The Gospel Comes to Streaming Television—without Demonizing Jews

Now preparing for its fourth season of a projected seven, the series The Chosen aims to portray the life of the founder of Christianity as told in the gospels. Faydra Shapiro admits that when she first became aware of the show, she assumed that it would at best be “cheesy” and at worst an all-too-typical “Christian evangelistic tool that ends up making the Jews out to be the bad guys, the dramatic foil for some new message, the ones responsible, the persecutors.” Then the producers asked her to serve as a Jewish adviser for upcoming episodes, and she watched those already aired:

To my complete surprise, The Chosen presents the most intensely Jewish Jesus . . . we’ve ever had. Now look, don’t misunderstand me. As an educated Jew watching it, undoubtedly some of it strikes me as a bit kitschy. Some of it is anachronistic. Some of it is just plain wrong. But all that pales in the face of its value for building understanding between Jews and Christians.

There is an unfortunate tendency for many Jews to think that the New Testament is kind of threatening, that it is foreign, that it has nothing to do with us. That it belongs to “them.” Much of this is no doubt aided by well-meaning Christians seeking to shove it down our throats.

I wish that Jews could understand that the New Testament is thoroughly Jewish—replete with Jewish categories and Jewish practices, Jewish controversies, Jewish scripture, and brimming with Jews—I think we could reclaim some of our own history. Because, let’s face it, if we want to understand something about the Judaism of our ancestors in this specific period, the New Testament has some real value.

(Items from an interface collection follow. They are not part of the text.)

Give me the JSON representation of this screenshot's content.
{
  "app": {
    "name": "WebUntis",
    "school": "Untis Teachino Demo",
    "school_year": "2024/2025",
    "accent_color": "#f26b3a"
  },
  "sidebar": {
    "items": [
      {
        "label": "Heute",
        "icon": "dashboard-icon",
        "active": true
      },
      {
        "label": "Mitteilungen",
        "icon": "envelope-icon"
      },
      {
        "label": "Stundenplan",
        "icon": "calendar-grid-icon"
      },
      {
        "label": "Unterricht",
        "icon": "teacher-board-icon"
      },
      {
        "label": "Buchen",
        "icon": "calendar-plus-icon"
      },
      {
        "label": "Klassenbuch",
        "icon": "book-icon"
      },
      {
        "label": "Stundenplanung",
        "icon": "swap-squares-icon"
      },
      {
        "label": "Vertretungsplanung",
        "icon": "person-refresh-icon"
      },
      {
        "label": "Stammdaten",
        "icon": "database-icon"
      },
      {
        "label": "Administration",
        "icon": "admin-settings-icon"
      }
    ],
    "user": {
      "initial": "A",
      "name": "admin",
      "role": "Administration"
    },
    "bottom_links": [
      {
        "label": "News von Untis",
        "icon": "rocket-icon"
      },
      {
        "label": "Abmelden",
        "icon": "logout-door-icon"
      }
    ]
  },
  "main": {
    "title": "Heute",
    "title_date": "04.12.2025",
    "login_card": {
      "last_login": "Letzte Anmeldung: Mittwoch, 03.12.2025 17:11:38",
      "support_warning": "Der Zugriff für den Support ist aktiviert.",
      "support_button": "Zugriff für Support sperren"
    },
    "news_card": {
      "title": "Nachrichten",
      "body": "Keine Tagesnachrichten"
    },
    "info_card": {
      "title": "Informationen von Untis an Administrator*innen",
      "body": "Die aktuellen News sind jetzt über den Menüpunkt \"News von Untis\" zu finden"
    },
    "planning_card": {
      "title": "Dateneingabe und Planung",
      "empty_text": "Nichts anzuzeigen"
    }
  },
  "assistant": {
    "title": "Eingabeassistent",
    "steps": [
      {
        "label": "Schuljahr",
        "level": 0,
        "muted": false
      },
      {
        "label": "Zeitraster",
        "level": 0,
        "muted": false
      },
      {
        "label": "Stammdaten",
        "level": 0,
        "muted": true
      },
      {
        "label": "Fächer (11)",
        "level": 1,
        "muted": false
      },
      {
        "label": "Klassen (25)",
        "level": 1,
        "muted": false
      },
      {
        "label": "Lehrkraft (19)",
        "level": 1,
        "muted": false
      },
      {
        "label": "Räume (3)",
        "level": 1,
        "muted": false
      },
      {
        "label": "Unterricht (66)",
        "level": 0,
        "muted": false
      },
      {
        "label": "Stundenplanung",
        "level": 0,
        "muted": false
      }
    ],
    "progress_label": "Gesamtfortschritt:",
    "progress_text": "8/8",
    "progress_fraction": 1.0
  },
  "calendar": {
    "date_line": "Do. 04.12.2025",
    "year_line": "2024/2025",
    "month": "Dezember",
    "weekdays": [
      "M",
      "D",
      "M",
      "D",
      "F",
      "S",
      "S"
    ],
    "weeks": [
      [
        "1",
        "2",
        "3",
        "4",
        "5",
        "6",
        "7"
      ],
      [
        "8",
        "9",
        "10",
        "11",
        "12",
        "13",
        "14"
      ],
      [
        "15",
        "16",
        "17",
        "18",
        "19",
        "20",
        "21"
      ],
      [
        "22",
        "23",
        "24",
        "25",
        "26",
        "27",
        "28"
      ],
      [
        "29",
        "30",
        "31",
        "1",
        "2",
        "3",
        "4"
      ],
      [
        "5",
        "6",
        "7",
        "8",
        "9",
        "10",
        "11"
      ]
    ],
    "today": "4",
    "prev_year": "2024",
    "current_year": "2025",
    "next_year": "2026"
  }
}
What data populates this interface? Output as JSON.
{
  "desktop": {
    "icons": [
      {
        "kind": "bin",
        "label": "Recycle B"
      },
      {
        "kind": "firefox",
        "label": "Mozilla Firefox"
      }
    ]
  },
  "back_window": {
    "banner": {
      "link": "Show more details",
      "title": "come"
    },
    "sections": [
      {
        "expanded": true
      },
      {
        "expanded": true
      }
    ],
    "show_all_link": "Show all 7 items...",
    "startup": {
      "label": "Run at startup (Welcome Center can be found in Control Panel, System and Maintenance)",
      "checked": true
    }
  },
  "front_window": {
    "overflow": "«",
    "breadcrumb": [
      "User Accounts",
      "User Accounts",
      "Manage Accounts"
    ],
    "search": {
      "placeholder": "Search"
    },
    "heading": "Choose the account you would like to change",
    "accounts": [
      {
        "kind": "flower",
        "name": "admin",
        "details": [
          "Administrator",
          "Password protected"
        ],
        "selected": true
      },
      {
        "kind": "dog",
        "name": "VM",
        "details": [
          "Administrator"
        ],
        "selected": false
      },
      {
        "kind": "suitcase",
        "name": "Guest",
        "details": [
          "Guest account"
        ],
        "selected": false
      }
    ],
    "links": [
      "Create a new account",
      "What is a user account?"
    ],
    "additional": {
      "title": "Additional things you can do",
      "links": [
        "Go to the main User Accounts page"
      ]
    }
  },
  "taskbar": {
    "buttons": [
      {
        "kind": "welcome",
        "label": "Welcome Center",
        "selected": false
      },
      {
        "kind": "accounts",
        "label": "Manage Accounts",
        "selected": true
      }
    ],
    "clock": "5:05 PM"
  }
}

The Chosen will, I believe, alter how a whole generation of Christians envisions and connects to the Jewishness of Jesus. And as such, it has the potential to have a radical impact on how Christians encounter their Jewish neighbors, friends, and co-workers. At a time of rapidly rising anti-Semitism in the West, this is no small thing.

Read more at Times of Israel

More about: Jewish-Christian relations, New Testament, Television

Hamas Wants a Renewed Ceasefire, but Doesn’t Understand Israel’s Changed Attitude

Yohanan Tzoreff, writing yesterday, believes that Hamas still wishes to return to the truce that it ended Friday morning with renewed rocket attacks on Israel, but hopes it can do so on better terms—raising the price, so to speak, of each hostage released. Examining recent statements from the terrorist group’s leaders, he tries to make sense of what it is thinking:

These [Hamas] senior officials do not reflect any awareness of the changed attitude in Israel toward Hamas following the October 7 massacre carried out by the organization in the western Negev communities. They continue to estimate that as before, Israel will be willing to pay high prices for its people and that time is working in their favor. In their opinion, Israel’s interest in the release of its people, the pressure of the hostages’ families, and the public’s broad support for these families will ultimately be decisive in favor of a deal that will meet the new conditions set by Hamas.

In other words, the culture of summud (steadfastness), still guides Hamas. Its [rhetoric] does not show at all that it has internalized or recognized the change in the attitude of the Israeli public toward it—which makes it clear that Israel still has a lot of work to do.

Read more at Institute for National Security Studies

More about: Gaza War 2023, Hamas, Israeli Security